--- START ---
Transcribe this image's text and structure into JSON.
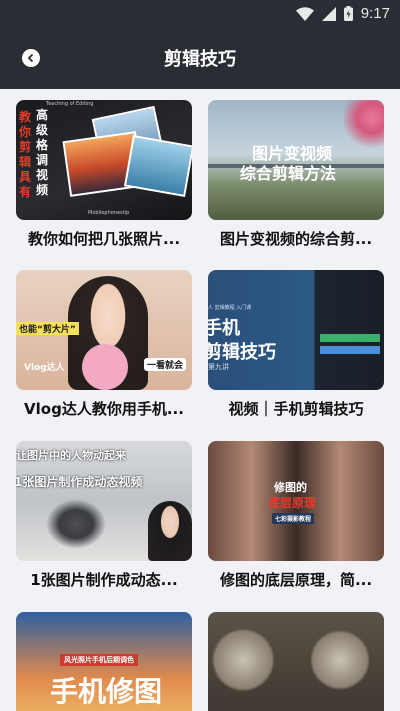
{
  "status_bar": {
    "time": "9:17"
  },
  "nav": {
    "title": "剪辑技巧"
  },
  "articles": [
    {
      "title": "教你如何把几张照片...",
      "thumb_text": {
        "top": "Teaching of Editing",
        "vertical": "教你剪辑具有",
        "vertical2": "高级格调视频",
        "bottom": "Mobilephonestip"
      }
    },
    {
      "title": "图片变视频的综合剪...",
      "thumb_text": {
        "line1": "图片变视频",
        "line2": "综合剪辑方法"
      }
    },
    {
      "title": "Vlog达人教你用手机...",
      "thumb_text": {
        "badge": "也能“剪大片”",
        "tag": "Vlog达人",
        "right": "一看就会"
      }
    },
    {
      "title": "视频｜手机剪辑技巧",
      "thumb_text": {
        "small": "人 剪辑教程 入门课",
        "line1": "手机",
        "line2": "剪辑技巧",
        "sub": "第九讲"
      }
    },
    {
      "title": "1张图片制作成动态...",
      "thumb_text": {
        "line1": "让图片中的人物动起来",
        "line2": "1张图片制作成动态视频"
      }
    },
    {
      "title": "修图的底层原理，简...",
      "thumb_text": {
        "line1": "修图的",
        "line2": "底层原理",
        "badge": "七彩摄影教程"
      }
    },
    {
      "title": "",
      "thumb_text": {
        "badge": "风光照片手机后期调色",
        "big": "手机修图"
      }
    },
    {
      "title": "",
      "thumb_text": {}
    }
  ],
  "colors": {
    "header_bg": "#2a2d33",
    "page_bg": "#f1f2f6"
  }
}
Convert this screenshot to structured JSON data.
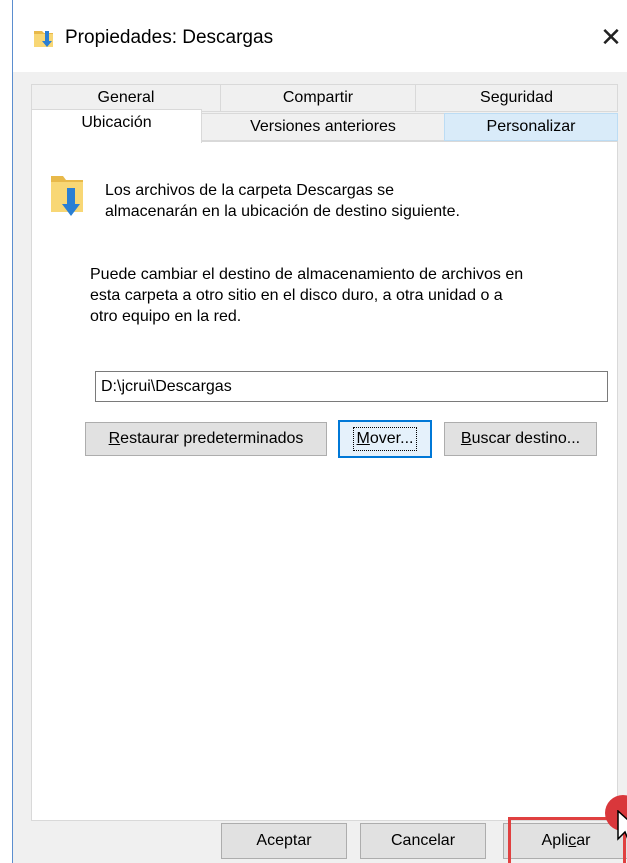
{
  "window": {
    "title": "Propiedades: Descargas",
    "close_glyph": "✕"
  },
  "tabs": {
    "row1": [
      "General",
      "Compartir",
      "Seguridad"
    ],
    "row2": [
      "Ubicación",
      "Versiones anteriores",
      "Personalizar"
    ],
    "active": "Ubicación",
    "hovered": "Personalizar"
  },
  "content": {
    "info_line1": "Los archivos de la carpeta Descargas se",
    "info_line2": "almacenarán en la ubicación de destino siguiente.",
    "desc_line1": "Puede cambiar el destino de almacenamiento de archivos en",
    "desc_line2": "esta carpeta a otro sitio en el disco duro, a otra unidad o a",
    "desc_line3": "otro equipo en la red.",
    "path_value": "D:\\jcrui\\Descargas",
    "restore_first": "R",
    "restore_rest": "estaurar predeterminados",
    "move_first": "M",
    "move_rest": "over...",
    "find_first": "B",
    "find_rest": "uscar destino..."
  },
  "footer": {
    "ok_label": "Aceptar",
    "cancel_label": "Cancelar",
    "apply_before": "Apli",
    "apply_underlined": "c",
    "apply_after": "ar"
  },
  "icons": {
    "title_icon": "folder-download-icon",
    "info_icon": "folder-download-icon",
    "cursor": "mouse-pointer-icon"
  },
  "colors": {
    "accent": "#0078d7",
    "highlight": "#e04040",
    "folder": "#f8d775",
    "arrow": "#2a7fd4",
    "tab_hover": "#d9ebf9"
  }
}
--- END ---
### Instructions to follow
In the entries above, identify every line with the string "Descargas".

### Written response
    "title": "Propiedades: Descargas",
    "info_line1": "Los archivos de la carpeta Descargas se",
    "path_value": "D:\\jcrui\\Descargas",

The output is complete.